To give you an idea of how these varying degrees of government attention are spread out around the world, here are five interesting stances on Bitcoin by major countries.
China has had a complex relationship with Bitcoin from day one. While many believe that Bitcoin has been explicitly banned throughout the country, the truth is just that the banks in China are prohibited from engaging in any sort of transaction based in digital currency. Private users can trade Bitcoin all they want, and as a result China actually accounts for some of the highest volume Bitcoin trading in the world. However, the government still appears to be uncomfortable with the spread of a digital currency it doesn’t have a stake in. According to reports, China is taking steps to develop its own digital currency under the control of the nation’s central banks.
Western Europe has grown more accommodating to Bitcoin over the years, but Germany is an interesting case within that trend. While the government hasn’t actually done anything to stop people from acquiring or using Bitcoin, it does formally recognize cryptocurrency as a voucher or commodity rather than legal currency. This guide to the German outlook explains that this distinction means that Bitcoin trading is subject to something called the VAT (effectively a tax). The point of this is actually to prevent some small regional currencies (such as the Chiemgauer in Bavaria) from being wiped out. The current setup allows small currencies like these to help with regional development where they’re recognized, so long as they’re exchanged only with familiar mainstream currencies like the Euro. Introducing Bitcoin as an alternative could destroy this setup, so subjection to the VAT under the commodity distinction is meant as a sort of deterrent.
Greece has been plagued by economic turmoil for years now, and many within the country have considered turning to Bitcoin as a way of protecting their wealth from currency devaluation, or even from an inability to access currency. Where Greece is concerned the accessibility of Bitcoin is emphasized. As detailed in this explanation of Bitcoin wallets, users can truly store and access their digital currency in a range of ways that allow for maximum independence and require no dependence on ATMs or banks. This comes into play when you consider that Greece has had to set strict withdrawal limits on cash ATMs of late. As of now the government has made no move to stop the growing influence of Bitcoin among its citizens.
The U.S. may seem to be the most liberal major country in its approach to Bitcoin, because frankly it seems as if there are no restrictions. Like every other country in the world, the U.S. does not recognize Bitcoin as a legal or official currency. However, the government does very little if anything to hold back its rise as an alternative store of value. Interestingly enough though, the U.S., or more specifically the Commodity Future Trading Comission (or CFTC), also classifies Bitcoin as a commodity. As explained here, this primarily means that the CFTC is able to monitor and shut down trading platforms that aren’t officially registered.
Russia may well be the strictest major country when it comes to the use of cryptocurrency.

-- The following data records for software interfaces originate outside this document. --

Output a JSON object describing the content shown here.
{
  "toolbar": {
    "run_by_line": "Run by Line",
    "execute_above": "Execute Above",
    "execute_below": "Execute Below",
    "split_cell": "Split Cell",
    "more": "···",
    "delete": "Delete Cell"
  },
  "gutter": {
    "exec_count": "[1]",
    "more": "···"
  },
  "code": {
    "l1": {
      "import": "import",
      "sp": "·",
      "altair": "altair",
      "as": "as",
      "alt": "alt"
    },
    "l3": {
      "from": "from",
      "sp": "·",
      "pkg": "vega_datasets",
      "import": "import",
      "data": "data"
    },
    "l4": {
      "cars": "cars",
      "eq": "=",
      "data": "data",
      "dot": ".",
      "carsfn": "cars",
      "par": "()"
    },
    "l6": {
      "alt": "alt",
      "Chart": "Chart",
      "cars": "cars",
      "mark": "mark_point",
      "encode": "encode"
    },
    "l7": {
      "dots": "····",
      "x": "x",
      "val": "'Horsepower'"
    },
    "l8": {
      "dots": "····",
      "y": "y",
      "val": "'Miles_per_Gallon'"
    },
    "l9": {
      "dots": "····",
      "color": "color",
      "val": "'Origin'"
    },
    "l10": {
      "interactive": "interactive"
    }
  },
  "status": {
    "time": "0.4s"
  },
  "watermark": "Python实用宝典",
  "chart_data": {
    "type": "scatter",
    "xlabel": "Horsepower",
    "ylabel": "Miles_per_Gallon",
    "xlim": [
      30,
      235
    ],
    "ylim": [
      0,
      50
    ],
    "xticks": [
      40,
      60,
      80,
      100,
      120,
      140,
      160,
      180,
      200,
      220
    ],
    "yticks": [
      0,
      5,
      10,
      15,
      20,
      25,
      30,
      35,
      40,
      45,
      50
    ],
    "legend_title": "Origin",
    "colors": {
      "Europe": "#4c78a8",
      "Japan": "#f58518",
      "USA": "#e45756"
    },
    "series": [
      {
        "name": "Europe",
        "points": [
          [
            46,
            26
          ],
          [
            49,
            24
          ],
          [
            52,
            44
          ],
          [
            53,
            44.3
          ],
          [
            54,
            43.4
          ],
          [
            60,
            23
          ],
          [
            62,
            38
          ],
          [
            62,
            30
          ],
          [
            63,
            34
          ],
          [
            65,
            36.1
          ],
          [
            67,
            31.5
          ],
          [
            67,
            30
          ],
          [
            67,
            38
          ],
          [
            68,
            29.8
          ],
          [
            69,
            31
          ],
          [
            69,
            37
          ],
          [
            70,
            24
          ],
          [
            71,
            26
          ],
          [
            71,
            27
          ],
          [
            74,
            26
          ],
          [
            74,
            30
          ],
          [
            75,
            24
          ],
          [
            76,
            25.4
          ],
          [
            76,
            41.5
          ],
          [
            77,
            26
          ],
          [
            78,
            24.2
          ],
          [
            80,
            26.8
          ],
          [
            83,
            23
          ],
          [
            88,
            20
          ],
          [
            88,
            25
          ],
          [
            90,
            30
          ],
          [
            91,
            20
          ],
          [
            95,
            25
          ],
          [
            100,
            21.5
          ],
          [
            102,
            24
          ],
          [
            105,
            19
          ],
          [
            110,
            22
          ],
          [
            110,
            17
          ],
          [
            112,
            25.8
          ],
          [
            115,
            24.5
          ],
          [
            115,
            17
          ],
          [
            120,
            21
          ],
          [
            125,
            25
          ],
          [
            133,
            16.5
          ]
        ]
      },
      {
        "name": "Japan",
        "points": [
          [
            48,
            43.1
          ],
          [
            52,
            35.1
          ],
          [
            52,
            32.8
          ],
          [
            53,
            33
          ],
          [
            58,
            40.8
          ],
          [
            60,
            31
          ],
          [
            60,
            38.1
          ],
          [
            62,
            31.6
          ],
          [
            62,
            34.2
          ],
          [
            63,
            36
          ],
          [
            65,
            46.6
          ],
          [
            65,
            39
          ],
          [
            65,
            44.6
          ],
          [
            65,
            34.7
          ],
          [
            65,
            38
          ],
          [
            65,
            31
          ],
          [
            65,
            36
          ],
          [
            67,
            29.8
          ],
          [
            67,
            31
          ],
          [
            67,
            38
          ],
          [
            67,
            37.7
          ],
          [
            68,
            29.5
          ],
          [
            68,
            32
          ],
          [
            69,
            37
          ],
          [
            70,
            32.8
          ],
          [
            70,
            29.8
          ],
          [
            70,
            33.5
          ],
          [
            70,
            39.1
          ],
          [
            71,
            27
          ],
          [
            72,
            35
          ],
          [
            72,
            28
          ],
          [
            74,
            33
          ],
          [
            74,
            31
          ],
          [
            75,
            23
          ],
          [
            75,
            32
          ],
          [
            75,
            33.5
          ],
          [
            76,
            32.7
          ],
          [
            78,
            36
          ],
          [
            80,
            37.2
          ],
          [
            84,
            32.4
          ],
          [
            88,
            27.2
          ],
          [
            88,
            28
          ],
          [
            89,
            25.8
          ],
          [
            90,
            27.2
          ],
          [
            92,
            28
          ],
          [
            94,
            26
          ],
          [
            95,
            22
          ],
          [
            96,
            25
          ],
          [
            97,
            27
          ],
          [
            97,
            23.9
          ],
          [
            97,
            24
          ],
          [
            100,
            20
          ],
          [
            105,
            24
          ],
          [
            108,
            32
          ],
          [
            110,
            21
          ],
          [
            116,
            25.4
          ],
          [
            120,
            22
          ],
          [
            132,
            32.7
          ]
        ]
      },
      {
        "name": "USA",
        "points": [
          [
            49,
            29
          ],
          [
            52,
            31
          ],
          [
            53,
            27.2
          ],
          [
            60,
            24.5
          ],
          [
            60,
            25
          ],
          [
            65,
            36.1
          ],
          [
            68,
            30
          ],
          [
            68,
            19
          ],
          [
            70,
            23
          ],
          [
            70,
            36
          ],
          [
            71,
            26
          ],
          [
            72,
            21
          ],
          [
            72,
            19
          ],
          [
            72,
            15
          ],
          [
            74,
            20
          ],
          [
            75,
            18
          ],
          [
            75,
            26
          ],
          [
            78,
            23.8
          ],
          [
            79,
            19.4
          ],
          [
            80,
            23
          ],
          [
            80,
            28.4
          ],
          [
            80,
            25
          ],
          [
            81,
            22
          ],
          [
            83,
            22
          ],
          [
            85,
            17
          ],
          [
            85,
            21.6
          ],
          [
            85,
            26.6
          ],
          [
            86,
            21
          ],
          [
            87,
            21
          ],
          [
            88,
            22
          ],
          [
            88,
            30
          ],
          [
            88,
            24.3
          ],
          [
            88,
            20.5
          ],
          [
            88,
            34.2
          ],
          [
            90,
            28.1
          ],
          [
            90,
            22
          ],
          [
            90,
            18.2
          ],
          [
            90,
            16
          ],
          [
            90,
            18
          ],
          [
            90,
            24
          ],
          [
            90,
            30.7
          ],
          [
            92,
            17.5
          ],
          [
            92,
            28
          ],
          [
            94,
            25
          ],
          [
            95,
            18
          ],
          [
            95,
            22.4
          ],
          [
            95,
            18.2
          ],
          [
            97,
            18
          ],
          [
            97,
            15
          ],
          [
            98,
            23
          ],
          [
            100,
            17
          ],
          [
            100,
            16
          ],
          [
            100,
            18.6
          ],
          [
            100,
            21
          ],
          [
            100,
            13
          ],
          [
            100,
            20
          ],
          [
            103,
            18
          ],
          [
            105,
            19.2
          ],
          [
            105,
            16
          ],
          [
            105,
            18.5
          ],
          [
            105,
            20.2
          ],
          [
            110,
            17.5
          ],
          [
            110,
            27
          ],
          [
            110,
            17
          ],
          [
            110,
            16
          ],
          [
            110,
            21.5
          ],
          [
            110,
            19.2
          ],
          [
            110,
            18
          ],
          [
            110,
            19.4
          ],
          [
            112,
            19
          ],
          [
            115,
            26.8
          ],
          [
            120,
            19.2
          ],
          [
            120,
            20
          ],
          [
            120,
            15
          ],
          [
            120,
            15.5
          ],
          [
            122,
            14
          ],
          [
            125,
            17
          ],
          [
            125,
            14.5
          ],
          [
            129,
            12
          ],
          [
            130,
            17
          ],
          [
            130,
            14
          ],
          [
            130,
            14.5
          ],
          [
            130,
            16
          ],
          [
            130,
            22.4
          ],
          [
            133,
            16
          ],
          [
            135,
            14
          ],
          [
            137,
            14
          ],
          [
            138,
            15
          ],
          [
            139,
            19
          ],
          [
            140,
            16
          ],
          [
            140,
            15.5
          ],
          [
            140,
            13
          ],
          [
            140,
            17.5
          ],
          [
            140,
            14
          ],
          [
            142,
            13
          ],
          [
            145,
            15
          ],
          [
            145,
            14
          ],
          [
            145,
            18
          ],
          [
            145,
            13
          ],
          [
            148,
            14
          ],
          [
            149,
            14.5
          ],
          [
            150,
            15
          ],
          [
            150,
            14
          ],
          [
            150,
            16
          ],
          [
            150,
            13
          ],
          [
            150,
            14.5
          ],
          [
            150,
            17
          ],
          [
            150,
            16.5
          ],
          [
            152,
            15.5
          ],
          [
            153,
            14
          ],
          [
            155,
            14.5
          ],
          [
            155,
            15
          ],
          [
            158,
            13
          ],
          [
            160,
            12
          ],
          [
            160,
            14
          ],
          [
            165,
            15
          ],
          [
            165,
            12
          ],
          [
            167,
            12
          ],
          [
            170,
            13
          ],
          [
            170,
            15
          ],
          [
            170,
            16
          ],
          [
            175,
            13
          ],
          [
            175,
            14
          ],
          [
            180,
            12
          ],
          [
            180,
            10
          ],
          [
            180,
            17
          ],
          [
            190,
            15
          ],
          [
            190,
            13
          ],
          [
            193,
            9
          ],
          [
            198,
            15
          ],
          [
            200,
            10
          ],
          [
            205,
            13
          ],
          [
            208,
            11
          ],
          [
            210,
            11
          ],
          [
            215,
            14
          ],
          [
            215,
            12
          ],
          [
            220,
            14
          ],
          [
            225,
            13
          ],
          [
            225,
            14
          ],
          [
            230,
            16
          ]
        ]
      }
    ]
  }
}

While Bitcoin has not effectively been banned throughout the country just yet, legislation is on the table that would enable legal authorities to punish any users of cryptocurrency. It’s a move meant to outlaw such currency completely on the grounds that anonymous alternative transactions can make criminal activity easier.
These are just five of many major countries to have addressed the spread of Bitcoin in one way or another. But the different approaches even among these five should give you an idea of just how many different perspectives there are on the crytpocurrency phenomenon.